Work to be completed:
Each record that follows must be reproduced exactly.

__________________________________________________

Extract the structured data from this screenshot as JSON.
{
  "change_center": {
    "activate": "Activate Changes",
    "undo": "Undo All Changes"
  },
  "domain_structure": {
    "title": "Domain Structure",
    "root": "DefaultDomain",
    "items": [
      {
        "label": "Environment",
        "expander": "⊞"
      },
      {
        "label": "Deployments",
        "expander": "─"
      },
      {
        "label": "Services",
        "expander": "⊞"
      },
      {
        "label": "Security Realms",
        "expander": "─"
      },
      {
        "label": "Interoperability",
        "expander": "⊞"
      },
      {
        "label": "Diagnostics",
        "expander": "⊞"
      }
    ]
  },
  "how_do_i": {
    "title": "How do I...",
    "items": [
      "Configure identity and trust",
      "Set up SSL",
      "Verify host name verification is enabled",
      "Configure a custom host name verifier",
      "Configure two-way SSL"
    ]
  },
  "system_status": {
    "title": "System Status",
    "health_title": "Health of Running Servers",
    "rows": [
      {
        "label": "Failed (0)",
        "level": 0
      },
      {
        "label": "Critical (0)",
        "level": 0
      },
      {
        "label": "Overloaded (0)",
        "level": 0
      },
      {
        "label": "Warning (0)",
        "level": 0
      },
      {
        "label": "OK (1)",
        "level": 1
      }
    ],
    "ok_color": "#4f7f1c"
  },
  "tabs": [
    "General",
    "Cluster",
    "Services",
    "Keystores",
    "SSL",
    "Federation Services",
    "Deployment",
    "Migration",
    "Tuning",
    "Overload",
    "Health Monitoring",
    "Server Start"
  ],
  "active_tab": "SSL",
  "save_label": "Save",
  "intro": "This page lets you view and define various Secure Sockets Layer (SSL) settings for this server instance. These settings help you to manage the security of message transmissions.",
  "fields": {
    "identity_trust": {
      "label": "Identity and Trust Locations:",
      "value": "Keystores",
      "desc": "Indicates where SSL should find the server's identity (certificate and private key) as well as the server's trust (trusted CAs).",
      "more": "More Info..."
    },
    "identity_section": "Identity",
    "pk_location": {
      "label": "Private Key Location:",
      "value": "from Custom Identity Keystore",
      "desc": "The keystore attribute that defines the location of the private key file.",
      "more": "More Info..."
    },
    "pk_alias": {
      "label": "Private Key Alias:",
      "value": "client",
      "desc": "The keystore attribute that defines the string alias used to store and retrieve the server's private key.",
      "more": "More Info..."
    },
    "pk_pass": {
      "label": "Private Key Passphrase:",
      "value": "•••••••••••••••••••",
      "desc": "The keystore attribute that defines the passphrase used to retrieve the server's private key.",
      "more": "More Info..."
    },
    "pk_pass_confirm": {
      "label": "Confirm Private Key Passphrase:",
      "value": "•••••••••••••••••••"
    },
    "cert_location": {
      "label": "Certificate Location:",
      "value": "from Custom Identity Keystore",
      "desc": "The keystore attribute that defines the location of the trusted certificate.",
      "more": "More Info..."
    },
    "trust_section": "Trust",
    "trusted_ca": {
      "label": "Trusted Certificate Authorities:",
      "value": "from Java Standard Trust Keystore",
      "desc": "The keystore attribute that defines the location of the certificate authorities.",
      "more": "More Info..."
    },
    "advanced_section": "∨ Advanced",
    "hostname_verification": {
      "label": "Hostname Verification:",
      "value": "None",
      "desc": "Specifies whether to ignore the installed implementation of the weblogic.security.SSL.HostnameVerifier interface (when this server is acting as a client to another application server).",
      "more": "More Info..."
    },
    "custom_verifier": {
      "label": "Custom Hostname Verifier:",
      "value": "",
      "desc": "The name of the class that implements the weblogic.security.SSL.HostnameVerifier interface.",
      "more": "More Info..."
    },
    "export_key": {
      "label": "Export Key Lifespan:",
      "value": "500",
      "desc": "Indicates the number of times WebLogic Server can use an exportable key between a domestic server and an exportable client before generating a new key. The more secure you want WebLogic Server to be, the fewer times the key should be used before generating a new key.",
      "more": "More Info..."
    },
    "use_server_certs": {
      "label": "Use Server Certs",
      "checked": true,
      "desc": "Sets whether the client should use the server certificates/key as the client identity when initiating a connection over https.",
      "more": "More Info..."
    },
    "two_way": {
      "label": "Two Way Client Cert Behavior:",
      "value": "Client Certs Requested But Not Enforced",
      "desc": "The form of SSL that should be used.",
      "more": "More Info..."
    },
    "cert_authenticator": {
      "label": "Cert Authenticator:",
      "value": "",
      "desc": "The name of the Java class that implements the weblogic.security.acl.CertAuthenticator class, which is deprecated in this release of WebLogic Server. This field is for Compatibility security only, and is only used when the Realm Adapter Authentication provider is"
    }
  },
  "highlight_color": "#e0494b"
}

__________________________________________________

Task output:
Extract the structured data from this screenshot as JSON.
{
  "change_center": {
    "activate": "Activate Changes",
    "undo": "Undo All Changes"
  },
  "domain_structure": {
    "title": "Domain Structure",
    "root": "DefaultDomain",
    "items": [
      {
        "label": "Environment",
        "expander": "⊞"
      },
      {
        "label": "Deployments",
        "expander": "─"
      },
      {
        "label": "Services",
        "expander": "⊞"
      },
      {
        "label": "Security Realms",
        "expander": "─"
      },
      {
        "label": "Interoperability",
        "expander": "⊞"
      },
      {
        "label": "Diagnostics",
        "expander": "⊞"
      }
    ]
  },
  "how_do_i": {
    "title": "How do I...",
    "items": [
      "Configure identity and trust",
      "Set up SSL",
      "Verify host name verification is enabled",
      "Configure a custom host name verifier",
      "Configure two-way SSL"
    ]
  },
  "system_status": {
    "title": "System Status",
    "health_title": "Health of Running Servers",
    "rows": [
      {
        "label": "Failed (0)",
        "level": 0
      },
      {
        "label": "Critical (0)",
        "level": 0
      },
      {
        "label": "Overloaded (0)",
        "level": 0
      },
      {
        "label": "Warning (0)",
        "level": 0
      },
      {
        "label": "OK (1)",
        "level": 1
      }
    ],
    "ok_color": "#4f7f1c"
  },
  "tabs": [
    "General",
    "Cluster",
    "Services",
    "Keystores",
    "SSL",
    "Federation Services",
    "Deployment",
    "Migration",
    "Tuning",
    "Overload",
    "Health Monitoring",
    "Server Start"
  ],
  "active_tab": "SSL",
  "save_label": "Save",
  "intro": "This page lets you view and define various Secure Sockets Layer (SSL) settings for this server instance. These settings help you to manage the security of message transmissions.",
  "fields": {
    "identity_trust": {
      "label": "Identity and Trust Locations:",
      "value": "Keystores",
      "desc": "Indicates where SSL should find the server's identity (certificate and private key) as well as the server's trust (trusted CAs).",
      "more": "More Info..."
    },
    "identity_section": "Identity",
    "pk_location": {
      "label": "Private Key Location:",
      "value": "from Custom Identity Keystore",
      "desc": "The keystore attribute that defines the location of the private key file.",
      "more": "More Info..."
    },
    "pk_alias": {
      "label": "Private Key Alias:",
      "value": "client",
      "desc": "The keystore attribute that defines the string alias used to store and retrieve the server's private key.",
      "more": "More Info..."
    },
    "pk_pass": {
      "label": "Private Key Passphrase:",
      "value": "•••••••••••••••••••",
      "desc": "The keystore attribute that defines the passphrase used to retrieve the server's private key.",
      "more": "More Info..."
    },
    "pk_pass_confirm": {
      "label": "Confirm Private Key Passphrase:",
      "value": "•••••••••••••••••••"
    },
    "cert_location": {
      "label": "Certificate Location:",
      "value": "from Custom Identity Keystore",
      "desc": "The keystore attribute that defines the location of the trusted certificate.",
      "more": "More Info..."
    },
    "trust_section": "Trust",
    "trusted_ca": {
      "label": "Trusted Certificate Authorities:",
      "value": "from Java Standard Trust Keystore",
      "desc": "The keystore attribute that defines the location of the certificate authorities.",
      "more": "More Info..."
    },
    "advanced_section": "∨ Advanced",
    "hostname_verification": {
      "label": "Hostname Verification:",
      "value": "None",
      "desc": "Specifies whether to ignore the installed implementation of the weblogic.security.SSL.HostnameVerifier interface (when this server is acting as a client to another application server).",
      "more": "More Info..."
    },
    "custom_verifier": {
      "label": "Custom Hostname Verifier:",
      "value": "",
      "desc": "The name of the class that implements the weblogic.security.SSL.HostnameVerifier interface.",
      "more": "More Info..."
    },
    "export_key": {
      "label": "Export Key Lifespan:",
      "value": "500",
      "desc": "Indicates the number of times WebLogic Server can use an exportable key between a domestic server and an exportable client before generating a new key. The more secure you want WebLogic Server to be, the fewer times the key should be used before generating a new key.",
      "more": "More Info..."
    },
    "use_server_certs": {
      "label": "Use Server Certs",
      "checked": true,
      "desc": "Sets whether the client should use the server certificates/key as the client identity when initiating a connection over https.",
      "more": "More Info..."
    },
    "two_way": {
      "label": "Two Way Client Cert Behavior:",
      "value": "Client Certs Requested But Not Enforced",
      "desc": "The form of SSL that should be used.",
      "more": "More Info..."
    },
    "cert_authenticator": {
      "label": "Cert Authenticator:",
      "value": "",
      "desc": "The name of the Java class that implements the weblogic.security.acl.CertAuthenticator class, which is deprecated in this release of WebLogic Server. This field is for Compatibility security only, and is only used when the Realm Adapter Authentication provider is"
    }
  },
  "highlight_color": "#e0494b"
}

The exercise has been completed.